*** Begin section ***

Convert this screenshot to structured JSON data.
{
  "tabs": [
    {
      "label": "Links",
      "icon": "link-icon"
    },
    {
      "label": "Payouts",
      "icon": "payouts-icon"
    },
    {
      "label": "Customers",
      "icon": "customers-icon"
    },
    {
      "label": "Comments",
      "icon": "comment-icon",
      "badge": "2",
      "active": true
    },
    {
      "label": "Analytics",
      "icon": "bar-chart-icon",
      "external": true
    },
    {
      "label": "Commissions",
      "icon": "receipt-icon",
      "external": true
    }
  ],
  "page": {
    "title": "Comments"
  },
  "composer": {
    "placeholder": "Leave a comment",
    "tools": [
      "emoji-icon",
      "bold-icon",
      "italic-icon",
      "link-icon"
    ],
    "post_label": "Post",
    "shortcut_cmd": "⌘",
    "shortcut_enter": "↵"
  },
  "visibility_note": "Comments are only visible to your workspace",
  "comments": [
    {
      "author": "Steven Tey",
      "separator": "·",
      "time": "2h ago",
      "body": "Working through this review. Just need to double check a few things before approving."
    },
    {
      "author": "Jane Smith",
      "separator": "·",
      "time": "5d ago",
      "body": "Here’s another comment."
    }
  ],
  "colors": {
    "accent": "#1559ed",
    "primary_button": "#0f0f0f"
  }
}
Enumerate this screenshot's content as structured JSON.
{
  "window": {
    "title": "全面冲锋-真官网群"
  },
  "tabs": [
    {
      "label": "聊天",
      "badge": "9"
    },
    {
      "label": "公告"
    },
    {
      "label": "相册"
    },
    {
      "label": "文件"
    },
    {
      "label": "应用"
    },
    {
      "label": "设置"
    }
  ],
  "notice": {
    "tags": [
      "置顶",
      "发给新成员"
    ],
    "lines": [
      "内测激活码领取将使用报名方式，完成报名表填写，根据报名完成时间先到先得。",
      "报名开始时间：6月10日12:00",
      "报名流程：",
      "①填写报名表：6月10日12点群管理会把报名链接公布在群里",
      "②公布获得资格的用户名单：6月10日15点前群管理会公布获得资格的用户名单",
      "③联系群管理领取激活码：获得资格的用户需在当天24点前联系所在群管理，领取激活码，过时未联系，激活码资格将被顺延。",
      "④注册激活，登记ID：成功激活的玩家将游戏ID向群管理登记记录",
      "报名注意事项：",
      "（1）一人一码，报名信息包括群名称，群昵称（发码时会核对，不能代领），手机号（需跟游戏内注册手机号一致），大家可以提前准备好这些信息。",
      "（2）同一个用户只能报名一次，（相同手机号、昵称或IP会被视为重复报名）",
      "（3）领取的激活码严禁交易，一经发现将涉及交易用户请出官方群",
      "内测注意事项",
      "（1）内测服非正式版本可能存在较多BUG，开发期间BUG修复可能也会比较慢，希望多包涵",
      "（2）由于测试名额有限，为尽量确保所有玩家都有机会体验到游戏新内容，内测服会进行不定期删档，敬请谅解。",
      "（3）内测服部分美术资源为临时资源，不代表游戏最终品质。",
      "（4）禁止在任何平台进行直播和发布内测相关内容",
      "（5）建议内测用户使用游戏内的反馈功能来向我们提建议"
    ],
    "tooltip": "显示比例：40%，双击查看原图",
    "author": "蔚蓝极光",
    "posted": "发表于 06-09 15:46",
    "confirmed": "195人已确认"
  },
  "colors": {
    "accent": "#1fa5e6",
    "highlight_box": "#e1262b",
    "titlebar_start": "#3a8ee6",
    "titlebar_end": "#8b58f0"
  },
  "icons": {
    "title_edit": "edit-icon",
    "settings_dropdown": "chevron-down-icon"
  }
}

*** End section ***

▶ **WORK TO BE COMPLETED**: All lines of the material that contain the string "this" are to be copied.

▶ **EXERCISE ANSWER**:
Convert this screenshot to structured JSON data.
      "body": "Working through this review. Just need to double check a few things before approving."
Enumerate this screenshot's content as structured JSON.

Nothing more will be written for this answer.